**EXERCISE GOAL:** Tally up the lines below that include the word "value". Answer with the number alone.

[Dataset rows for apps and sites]

<<<<

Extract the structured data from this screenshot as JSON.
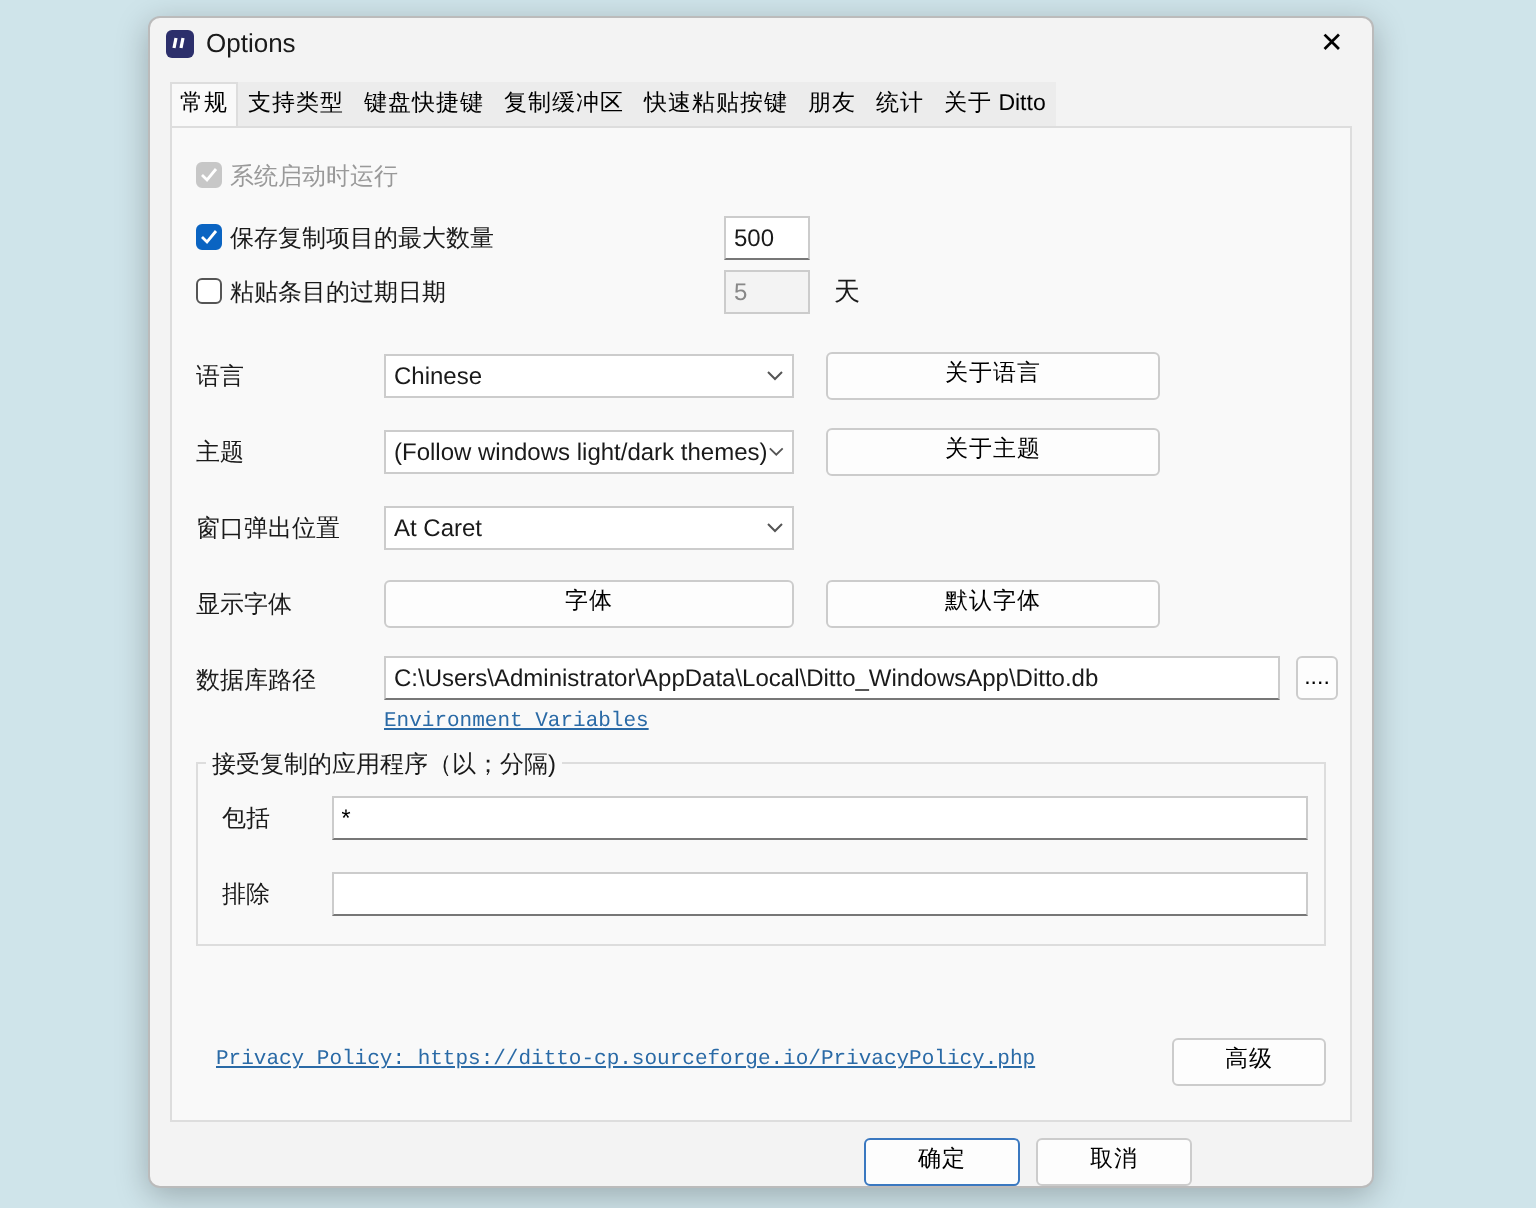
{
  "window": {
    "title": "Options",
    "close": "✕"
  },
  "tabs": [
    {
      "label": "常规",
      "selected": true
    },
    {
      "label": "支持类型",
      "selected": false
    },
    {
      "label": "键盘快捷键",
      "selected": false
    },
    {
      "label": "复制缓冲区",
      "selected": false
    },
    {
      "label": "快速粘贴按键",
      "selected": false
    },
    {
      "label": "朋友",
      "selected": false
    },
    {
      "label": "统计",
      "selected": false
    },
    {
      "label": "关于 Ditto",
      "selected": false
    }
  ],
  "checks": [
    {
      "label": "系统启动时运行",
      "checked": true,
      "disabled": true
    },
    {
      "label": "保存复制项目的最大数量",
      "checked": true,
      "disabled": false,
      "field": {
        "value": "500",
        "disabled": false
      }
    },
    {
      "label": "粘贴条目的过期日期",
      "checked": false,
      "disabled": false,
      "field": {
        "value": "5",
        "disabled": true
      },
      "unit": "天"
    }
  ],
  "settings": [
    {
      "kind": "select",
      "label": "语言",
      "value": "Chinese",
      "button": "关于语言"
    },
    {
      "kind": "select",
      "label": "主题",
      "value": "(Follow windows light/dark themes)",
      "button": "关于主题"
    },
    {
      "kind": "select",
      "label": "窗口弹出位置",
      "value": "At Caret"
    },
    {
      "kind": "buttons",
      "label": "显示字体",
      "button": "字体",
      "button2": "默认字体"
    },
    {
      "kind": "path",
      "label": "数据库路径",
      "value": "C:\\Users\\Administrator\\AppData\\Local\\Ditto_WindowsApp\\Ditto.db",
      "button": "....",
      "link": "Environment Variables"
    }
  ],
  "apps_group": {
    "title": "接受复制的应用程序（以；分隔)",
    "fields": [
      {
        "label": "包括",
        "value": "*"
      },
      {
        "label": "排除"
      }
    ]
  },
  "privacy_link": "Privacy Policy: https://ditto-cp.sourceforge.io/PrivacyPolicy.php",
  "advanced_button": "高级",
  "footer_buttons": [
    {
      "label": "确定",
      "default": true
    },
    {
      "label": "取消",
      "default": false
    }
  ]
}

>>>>

**REPLY TO THE EXERCISE:** 7